══ RECORDS TO USE ══

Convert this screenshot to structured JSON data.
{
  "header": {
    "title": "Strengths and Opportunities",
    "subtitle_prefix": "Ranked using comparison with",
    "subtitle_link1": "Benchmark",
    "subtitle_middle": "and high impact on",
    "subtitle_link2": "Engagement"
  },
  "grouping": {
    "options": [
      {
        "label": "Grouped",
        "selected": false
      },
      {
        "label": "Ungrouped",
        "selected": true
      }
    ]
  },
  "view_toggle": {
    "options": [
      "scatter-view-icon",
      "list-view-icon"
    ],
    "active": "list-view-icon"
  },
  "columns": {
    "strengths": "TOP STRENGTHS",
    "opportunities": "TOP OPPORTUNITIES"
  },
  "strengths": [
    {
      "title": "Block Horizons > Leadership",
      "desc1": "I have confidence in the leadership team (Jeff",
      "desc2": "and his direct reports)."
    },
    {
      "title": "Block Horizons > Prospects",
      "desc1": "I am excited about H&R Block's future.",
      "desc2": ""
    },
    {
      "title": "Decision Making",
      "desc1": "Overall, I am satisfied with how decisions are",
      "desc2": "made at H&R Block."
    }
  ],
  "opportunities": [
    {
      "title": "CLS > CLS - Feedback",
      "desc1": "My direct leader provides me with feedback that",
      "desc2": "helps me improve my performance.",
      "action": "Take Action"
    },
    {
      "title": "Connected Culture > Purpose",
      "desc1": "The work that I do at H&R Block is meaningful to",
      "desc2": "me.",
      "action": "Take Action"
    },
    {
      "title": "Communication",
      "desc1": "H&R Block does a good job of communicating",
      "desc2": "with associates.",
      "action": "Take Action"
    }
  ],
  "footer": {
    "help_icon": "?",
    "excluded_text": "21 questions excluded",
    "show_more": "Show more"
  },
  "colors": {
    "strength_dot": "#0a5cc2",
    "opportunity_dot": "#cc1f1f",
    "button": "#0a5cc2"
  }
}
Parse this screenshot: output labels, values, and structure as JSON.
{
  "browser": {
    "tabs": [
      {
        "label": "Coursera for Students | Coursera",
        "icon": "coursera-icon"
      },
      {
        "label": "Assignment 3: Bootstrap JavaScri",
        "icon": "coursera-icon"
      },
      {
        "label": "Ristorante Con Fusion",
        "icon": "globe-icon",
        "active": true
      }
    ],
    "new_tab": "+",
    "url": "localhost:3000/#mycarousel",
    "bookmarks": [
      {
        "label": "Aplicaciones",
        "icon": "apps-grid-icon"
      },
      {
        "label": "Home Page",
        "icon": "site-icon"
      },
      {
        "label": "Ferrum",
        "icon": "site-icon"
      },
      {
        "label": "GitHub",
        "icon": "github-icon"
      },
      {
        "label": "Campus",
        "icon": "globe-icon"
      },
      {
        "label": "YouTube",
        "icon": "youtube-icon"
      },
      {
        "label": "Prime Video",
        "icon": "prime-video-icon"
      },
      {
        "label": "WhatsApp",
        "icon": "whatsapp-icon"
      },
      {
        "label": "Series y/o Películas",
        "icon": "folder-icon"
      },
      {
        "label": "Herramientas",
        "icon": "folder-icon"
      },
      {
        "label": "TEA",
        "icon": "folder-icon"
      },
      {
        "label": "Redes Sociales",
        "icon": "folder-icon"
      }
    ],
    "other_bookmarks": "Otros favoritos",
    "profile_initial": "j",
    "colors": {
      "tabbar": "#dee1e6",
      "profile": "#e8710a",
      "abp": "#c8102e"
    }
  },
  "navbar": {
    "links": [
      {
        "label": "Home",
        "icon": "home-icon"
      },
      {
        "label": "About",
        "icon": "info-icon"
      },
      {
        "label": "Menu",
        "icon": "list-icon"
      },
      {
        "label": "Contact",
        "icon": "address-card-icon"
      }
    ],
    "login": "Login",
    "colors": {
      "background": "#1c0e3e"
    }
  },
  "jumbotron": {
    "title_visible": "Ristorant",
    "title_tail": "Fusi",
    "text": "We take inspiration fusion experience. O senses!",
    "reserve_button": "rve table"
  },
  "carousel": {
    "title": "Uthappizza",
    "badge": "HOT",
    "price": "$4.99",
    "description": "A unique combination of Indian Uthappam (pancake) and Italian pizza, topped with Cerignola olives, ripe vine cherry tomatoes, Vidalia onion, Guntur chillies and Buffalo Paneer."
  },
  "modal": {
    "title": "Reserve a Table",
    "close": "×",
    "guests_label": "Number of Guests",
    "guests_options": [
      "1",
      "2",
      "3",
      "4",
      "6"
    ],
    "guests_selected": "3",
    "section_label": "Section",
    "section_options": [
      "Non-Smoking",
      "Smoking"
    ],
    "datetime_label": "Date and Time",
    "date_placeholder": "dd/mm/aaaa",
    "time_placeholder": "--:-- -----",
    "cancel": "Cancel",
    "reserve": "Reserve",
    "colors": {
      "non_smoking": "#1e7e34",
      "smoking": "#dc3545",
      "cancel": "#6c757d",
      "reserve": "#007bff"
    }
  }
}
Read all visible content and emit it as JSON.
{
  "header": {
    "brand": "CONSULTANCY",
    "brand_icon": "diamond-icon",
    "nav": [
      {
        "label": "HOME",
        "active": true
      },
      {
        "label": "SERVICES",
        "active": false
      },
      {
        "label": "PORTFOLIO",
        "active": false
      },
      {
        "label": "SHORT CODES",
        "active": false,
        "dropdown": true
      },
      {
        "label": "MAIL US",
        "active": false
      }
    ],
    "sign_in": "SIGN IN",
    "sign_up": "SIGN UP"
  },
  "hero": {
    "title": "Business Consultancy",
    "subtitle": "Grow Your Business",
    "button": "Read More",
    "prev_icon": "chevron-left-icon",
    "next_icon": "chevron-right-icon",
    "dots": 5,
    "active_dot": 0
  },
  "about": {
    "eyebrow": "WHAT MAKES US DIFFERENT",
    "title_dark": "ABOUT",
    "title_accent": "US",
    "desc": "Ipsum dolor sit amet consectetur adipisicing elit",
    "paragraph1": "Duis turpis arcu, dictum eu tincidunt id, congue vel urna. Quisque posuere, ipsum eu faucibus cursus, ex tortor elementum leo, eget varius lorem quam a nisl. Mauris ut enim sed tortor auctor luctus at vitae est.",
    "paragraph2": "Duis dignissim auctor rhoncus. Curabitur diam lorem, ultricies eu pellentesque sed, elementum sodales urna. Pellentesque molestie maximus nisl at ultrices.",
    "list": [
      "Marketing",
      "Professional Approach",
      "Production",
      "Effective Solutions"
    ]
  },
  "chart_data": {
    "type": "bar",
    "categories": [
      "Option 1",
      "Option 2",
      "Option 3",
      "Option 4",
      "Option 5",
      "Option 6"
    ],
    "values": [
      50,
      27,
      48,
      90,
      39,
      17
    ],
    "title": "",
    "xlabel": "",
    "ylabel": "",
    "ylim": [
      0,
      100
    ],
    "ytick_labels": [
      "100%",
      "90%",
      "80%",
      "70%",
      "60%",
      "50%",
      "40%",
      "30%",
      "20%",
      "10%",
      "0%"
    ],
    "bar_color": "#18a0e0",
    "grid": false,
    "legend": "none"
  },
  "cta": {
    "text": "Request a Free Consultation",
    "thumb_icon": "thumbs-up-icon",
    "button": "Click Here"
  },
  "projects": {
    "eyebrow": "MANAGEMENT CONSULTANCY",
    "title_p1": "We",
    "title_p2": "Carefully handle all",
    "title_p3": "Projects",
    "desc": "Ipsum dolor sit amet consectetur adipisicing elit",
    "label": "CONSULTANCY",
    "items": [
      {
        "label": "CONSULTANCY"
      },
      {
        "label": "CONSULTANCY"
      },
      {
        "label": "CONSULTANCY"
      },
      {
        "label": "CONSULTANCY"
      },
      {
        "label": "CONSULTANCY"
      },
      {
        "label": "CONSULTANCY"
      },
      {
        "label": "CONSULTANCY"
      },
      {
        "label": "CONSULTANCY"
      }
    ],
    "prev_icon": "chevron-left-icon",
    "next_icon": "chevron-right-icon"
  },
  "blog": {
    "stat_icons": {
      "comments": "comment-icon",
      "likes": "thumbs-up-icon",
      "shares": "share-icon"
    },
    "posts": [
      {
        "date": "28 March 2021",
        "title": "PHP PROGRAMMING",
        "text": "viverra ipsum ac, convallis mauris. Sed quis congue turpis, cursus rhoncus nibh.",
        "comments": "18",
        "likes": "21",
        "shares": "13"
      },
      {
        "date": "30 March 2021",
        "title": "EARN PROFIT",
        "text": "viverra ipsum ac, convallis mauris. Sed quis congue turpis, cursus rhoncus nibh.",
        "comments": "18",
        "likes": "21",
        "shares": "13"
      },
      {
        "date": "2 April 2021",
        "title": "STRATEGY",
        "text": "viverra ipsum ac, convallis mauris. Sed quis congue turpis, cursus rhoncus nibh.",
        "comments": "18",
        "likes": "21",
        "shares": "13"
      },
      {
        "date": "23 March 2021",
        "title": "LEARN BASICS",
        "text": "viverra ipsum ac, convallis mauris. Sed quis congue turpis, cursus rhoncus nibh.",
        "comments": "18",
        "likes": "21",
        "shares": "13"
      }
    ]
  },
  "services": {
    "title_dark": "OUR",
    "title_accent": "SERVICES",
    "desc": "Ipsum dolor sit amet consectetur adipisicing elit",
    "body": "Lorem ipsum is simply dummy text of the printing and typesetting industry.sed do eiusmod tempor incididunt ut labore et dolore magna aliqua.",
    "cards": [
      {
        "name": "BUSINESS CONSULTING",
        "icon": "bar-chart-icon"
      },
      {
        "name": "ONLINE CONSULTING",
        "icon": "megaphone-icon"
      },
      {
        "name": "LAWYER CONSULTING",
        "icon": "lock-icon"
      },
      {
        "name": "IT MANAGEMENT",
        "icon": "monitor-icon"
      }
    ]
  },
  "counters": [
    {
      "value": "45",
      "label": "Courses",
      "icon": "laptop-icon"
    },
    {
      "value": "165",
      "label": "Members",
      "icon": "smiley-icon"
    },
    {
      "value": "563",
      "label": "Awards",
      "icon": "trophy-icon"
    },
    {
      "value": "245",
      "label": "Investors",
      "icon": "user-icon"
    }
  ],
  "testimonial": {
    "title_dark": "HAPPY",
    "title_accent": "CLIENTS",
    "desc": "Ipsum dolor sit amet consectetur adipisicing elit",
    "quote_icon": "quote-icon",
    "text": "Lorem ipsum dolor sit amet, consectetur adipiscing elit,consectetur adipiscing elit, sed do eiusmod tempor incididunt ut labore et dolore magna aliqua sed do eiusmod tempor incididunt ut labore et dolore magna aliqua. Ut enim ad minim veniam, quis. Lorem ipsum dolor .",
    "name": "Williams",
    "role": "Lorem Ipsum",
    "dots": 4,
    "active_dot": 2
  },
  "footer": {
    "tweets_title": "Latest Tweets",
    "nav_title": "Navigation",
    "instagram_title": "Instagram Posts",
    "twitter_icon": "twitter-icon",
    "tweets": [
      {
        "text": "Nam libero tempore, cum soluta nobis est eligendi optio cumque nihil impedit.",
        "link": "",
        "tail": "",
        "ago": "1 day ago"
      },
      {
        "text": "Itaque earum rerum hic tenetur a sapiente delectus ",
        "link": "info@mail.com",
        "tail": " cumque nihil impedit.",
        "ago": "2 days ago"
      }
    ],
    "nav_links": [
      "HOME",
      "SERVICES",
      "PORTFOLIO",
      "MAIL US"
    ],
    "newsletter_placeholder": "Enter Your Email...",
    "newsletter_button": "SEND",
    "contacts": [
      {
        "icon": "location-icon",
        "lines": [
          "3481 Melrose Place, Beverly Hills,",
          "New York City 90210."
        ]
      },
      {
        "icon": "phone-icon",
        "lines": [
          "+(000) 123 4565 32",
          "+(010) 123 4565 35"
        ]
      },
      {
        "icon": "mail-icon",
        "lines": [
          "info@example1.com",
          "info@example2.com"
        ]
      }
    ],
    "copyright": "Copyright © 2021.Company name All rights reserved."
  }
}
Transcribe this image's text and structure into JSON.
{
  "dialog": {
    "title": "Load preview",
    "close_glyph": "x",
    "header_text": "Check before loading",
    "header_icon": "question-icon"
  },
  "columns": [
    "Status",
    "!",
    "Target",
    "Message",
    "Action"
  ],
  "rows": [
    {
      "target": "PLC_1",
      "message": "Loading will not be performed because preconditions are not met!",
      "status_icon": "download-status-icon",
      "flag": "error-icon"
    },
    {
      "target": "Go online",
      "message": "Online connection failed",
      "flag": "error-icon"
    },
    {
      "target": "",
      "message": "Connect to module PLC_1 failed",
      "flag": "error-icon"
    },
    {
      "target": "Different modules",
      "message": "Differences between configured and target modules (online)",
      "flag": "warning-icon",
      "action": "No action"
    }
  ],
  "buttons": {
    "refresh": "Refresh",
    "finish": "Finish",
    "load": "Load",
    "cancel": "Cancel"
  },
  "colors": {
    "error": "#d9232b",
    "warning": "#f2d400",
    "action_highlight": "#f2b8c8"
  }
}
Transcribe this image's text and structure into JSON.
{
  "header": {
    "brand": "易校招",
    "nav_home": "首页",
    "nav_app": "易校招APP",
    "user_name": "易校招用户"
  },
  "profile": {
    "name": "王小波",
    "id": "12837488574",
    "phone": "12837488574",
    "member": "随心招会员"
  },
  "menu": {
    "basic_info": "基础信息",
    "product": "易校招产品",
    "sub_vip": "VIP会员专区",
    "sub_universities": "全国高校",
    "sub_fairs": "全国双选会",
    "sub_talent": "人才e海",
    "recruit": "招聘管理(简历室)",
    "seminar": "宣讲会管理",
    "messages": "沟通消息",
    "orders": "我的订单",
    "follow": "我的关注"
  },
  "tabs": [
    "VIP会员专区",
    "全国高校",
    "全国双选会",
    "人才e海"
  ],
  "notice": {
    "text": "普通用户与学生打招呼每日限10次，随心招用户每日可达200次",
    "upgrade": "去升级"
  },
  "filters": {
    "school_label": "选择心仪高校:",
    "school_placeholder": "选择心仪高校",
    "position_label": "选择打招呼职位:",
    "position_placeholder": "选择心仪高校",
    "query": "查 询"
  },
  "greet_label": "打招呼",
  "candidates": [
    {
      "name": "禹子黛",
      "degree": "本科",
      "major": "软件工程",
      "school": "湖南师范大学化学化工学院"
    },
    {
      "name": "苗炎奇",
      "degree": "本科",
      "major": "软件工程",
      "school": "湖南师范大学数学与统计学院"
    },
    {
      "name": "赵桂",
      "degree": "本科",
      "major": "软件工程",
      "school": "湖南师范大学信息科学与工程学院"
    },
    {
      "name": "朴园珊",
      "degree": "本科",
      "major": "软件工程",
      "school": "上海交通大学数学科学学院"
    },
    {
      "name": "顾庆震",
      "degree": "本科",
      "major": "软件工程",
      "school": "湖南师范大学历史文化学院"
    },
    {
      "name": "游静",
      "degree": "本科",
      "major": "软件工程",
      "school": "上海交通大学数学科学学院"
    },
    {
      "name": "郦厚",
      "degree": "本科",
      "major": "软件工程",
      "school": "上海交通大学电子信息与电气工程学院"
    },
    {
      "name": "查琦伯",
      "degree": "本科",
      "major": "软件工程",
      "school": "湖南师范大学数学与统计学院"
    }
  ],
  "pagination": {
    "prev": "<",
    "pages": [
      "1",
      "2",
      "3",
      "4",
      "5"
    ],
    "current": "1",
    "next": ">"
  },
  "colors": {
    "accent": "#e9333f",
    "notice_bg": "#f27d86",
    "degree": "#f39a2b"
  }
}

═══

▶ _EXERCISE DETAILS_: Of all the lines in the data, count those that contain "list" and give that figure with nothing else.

▶ _YOUR RESPONSE_: 4